Douglas Rushkoff, a media theorist, in a special to CNN says that it’s not about jobs, it’s about productivity models. In other words, it is not a matter of demand and supply of jobs: actually, employment is abundant but we need

a way of fairly distributing the bounty we have generated through our technologies, and a way of creating meaning in a world that has already produced far too much stuff.

Can we organize the society around something other than employment? That is, can we find a third way NOT in the middle between communism and libertarianism in order to shift

the spirit of enterprise we currently associate with “career” to something entirely more collaborative, purposeful, and even meaningful?

Think about social networks. No, I don’t mean logging to Facebook to brag your last caribbean trip. I mean, networks of people who shares ideas, culture, know-how, time. In a single word, work. Not ego-boosting.

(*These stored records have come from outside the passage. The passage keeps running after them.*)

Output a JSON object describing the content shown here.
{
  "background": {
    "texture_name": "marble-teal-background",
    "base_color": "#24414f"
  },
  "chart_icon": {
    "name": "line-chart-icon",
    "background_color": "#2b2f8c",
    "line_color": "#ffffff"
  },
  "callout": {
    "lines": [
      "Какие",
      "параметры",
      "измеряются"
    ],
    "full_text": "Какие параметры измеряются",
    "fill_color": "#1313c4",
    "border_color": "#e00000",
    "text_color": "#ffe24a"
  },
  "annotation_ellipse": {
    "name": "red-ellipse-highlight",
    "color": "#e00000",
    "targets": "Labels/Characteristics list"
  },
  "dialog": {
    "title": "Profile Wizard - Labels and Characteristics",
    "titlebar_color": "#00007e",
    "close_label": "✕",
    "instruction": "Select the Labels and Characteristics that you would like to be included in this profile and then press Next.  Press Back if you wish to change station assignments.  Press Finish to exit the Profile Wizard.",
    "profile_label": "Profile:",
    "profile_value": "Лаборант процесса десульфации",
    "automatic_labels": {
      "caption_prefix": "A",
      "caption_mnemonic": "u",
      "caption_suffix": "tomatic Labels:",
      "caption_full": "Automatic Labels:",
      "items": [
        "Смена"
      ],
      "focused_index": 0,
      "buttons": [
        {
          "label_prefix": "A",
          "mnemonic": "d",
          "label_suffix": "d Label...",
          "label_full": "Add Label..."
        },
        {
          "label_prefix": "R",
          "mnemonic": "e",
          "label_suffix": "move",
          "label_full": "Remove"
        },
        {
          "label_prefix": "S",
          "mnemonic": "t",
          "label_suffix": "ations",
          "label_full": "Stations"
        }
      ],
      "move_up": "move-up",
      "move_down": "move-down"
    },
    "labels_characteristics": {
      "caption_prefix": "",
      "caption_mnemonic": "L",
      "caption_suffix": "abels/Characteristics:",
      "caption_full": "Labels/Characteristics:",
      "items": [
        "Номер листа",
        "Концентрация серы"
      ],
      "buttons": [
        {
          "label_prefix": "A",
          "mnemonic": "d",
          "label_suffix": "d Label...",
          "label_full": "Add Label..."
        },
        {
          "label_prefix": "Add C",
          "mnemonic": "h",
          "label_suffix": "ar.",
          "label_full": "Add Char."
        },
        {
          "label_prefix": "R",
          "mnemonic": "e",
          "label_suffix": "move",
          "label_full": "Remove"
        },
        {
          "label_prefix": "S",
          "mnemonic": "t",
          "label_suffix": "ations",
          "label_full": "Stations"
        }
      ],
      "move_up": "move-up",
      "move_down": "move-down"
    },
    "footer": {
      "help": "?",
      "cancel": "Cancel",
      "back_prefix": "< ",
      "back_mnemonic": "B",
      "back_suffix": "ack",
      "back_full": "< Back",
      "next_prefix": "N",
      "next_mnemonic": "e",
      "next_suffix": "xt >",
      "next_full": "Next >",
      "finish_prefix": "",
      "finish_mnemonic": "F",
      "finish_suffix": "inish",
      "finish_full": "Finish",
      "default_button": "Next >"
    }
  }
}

We have this idea that we put all this stuff out there and what we get back are intangible or abstract benefits of reputation. But why could not this be monetized?

Why can’t there be a universal marketplace where people could buy and sell bytes from each other, where information would be paid for? It would be much greater than the sum of parts: a future where people could make a living and earn money from what they did with their hearts and heads in an information system, the Internet.

Is the Information Age really replacing Industrial Age?

It seems so, but, IMHO, none of the so-called Internet giants is genuinely addressing this paradigm shift. Consequently, the question is not only “when”, but “how”.

Any hints? 💡